== THE TASK ==
The word "user" occurs in some of the lines below; copy each of those lines.

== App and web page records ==
····················
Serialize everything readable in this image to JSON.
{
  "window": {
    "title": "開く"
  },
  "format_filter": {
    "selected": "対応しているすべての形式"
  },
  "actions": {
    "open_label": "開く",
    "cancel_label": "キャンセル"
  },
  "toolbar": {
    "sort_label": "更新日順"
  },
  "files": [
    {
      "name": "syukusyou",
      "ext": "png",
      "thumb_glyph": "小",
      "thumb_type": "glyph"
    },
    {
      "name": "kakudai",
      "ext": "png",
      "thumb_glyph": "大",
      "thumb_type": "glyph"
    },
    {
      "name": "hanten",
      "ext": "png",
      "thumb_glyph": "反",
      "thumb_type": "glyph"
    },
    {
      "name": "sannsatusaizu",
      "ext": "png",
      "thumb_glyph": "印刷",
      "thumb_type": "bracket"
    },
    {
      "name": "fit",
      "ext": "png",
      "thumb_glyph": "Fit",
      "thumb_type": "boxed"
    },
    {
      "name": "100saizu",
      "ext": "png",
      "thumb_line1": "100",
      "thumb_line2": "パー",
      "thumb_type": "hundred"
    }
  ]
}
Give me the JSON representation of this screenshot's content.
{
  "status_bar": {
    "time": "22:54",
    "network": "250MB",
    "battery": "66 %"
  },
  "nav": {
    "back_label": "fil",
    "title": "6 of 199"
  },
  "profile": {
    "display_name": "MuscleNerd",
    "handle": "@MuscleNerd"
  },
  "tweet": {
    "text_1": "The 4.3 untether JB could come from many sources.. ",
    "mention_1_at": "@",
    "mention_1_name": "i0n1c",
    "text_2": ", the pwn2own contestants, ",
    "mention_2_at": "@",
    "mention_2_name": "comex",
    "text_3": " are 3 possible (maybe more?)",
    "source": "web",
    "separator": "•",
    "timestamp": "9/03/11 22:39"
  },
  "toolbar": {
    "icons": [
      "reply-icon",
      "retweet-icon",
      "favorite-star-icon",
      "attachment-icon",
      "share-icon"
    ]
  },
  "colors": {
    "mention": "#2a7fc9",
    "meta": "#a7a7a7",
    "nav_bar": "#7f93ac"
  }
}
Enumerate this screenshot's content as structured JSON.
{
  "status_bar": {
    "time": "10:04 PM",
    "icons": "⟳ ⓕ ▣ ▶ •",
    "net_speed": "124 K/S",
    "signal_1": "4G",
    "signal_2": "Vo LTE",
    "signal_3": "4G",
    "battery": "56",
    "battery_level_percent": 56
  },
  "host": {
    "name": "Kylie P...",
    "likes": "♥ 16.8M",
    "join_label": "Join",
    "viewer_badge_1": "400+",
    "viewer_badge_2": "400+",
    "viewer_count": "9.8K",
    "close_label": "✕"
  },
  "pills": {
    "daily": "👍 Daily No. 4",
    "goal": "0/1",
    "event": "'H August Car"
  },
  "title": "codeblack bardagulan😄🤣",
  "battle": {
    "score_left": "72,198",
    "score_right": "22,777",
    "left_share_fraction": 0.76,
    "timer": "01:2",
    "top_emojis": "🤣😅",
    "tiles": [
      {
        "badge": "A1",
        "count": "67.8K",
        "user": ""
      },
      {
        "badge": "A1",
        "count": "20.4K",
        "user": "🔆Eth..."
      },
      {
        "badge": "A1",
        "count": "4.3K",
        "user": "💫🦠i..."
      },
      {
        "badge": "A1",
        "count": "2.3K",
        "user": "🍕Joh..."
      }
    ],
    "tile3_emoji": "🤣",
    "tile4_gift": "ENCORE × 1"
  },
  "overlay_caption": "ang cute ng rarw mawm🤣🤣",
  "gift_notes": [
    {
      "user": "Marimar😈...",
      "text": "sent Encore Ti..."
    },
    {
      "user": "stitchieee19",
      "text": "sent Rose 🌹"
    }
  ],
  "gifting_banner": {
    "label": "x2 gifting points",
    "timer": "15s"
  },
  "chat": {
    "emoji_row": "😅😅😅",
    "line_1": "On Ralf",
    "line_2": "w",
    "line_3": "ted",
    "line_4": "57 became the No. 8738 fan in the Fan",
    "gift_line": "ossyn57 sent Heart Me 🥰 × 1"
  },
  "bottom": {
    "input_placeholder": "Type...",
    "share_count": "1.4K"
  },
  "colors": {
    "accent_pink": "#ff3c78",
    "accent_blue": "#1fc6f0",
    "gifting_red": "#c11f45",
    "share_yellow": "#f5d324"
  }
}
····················
== SOLUTION ==
        "user": ""
        "user": "🔆Eth..."
        "user": "💫🦠i..."
        "user": "🍕Joh..."
      "user": "Marimar😈...",
      "user": "stitchieee19",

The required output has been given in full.